under Brady. In such cases, "When the government delays
disclosing exculpatory evidence, the defendant must
show a reasonable probability that an earlier disclosure would
have changed the trial's result." United States v. Dean,
55 F.3d 640, 663 (D.C.Cir. 1995). Because "[n]either Brady. . . .
nor any other case requires that disclosure under Brady must be
made before trial," United States ex rel. Lucas v. Regan,
503 F.2d 1, 3 n. 1 (2d Cir. 1974), due process simply requires that
disclosure must not occur so late as to prevent the defendant
from "mak[ing] effective use of it." United States v. Paxson,
861 F.2d 730, 737 (D.C.Cir. 1988); see also United States v.
McPartlin, 595 F.2d 1321, 1346 (7th Cir. 1979) (relevant
question is "whether the disclosure came so late as to prevent
the defendant from receiving a fair trial").
This rule does not insulate prosecutors from ever violating
Brady as long as they turn over material sometime before trial
commences or before it becomes relevant during the course of the
trial. Some Brady material "is of such significance that it
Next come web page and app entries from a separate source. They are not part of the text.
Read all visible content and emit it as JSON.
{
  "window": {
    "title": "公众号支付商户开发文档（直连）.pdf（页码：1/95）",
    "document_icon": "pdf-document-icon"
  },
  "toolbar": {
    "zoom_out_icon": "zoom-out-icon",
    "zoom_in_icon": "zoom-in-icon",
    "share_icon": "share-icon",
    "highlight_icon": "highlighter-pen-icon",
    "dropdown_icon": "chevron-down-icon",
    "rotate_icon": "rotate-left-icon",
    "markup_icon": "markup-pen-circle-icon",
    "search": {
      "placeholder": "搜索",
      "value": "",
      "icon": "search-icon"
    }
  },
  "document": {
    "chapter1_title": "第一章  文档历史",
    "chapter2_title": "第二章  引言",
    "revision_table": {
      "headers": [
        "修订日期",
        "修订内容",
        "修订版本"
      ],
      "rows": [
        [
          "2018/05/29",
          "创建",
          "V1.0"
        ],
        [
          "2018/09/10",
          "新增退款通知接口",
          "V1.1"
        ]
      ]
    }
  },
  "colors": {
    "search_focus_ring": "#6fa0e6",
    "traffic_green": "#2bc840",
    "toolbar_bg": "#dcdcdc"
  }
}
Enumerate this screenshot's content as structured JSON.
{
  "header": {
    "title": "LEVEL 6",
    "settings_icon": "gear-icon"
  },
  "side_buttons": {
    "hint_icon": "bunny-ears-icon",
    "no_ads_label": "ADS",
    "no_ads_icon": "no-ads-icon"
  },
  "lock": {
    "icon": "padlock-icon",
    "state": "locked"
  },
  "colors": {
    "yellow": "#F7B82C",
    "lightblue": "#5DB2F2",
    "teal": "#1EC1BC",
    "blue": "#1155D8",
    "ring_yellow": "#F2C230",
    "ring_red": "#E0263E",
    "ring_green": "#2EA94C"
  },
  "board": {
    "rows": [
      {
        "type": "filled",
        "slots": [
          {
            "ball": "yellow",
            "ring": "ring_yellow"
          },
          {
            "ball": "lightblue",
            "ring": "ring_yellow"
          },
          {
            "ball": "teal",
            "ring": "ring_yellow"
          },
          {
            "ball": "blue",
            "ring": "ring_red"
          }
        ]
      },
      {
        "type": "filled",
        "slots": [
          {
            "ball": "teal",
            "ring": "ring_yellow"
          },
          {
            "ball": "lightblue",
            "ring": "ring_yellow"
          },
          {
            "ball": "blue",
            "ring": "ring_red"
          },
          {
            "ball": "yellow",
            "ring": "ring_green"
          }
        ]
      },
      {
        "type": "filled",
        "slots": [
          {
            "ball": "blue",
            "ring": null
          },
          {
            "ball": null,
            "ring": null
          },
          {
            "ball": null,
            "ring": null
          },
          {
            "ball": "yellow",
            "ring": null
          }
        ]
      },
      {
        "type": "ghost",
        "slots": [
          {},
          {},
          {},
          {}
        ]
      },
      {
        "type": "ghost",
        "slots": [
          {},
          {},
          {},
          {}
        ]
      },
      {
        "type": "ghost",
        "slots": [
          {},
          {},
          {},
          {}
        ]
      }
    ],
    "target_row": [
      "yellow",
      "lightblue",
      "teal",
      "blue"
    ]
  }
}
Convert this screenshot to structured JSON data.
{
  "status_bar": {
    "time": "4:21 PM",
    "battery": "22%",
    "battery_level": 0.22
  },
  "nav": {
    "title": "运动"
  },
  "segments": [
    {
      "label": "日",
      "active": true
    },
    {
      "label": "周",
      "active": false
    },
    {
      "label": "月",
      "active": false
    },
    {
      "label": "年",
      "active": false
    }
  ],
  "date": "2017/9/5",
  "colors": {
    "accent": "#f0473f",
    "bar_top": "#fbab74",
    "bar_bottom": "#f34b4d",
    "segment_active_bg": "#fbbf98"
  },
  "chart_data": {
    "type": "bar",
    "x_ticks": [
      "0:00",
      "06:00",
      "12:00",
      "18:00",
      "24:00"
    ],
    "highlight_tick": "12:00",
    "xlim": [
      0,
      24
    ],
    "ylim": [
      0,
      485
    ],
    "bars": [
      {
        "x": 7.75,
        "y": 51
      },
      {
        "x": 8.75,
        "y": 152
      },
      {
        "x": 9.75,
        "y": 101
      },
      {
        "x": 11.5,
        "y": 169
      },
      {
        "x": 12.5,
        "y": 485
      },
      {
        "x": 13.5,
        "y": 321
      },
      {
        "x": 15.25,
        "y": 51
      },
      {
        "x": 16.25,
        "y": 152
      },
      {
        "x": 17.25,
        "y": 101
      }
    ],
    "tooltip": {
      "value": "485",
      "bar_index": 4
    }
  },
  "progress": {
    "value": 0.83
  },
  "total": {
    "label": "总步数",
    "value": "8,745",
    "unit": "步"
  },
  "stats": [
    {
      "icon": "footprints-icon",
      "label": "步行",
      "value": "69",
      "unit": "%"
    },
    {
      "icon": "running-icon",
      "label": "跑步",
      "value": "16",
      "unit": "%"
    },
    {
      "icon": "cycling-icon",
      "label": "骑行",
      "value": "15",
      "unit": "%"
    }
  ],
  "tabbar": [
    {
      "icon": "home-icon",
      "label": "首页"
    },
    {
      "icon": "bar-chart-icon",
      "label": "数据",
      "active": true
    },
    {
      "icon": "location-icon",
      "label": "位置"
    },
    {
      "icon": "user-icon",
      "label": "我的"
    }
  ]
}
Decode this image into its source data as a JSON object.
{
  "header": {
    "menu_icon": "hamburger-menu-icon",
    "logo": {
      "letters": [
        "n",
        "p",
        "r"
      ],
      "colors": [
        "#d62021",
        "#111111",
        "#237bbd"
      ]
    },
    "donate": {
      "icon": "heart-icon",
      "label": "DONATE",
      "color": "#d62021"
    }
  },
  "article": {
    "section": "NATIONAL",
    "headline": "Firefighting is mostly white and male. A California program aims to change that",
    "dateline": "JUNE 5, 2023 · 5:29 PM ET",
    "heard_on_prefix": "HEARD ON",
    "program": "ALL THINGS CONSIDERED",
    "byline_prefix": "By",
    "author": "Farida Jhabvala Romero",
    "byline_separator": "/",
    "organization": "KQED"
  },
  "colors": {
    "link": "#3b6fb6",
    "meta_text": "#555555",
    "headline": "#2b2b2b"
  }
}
must be provided to the defendant well in advance of the trial so
as `to allow the defense to use the favorable material
effectively in the preparation and presentation of its case.'"
United States v. Green, 144 F.R.D. 631, 645 (W.D.N.Y. 1992)
(quoting United States v. Pollack, 534 F.2d 964, 973 (D.C.Cir.
1976)); see also United States v. Deutsch, 373 F. Supp. 289, 290
(S.D.N.Y. 1974). Admittedly, the People's failure to promptly
turn over the relevant grand jury testimony in this case was
wrong.*fn3 When a victim, whose alleged assault forms the basis
for various counts in the indictment specifically testifies
before the grand jury that she was never assaulted by the
defendant, the materiality of such testimony to the defendant's
case is obvious. The People should have provided the petitioner
with this testimony well before the eve of trial, since that
testimony was given approximately two years prior to the
commencement of trial. Nonetheless, we now hold that the People's
handling of this evidence, although careless, does not rise to
the level of constitutional violation.
Crucial to our assessment is that the petitioner was provided
with these minutes before the trial commenced and before that
testifying witness took the stand, and petitioner has presented
this court with no evidence that his effective use of that
evidence was so impacted as "to put the whole case in such a
different light as to undermine confidence in the verdict."
Kyles v. Whitley, 514 U.S. 419, 435, 115 S.Ct. 1555, 131
L.Ed.2d 490(1995). Since no suppression of the evidence occurred
here, petitioner's claim is grounded in the unsupported ...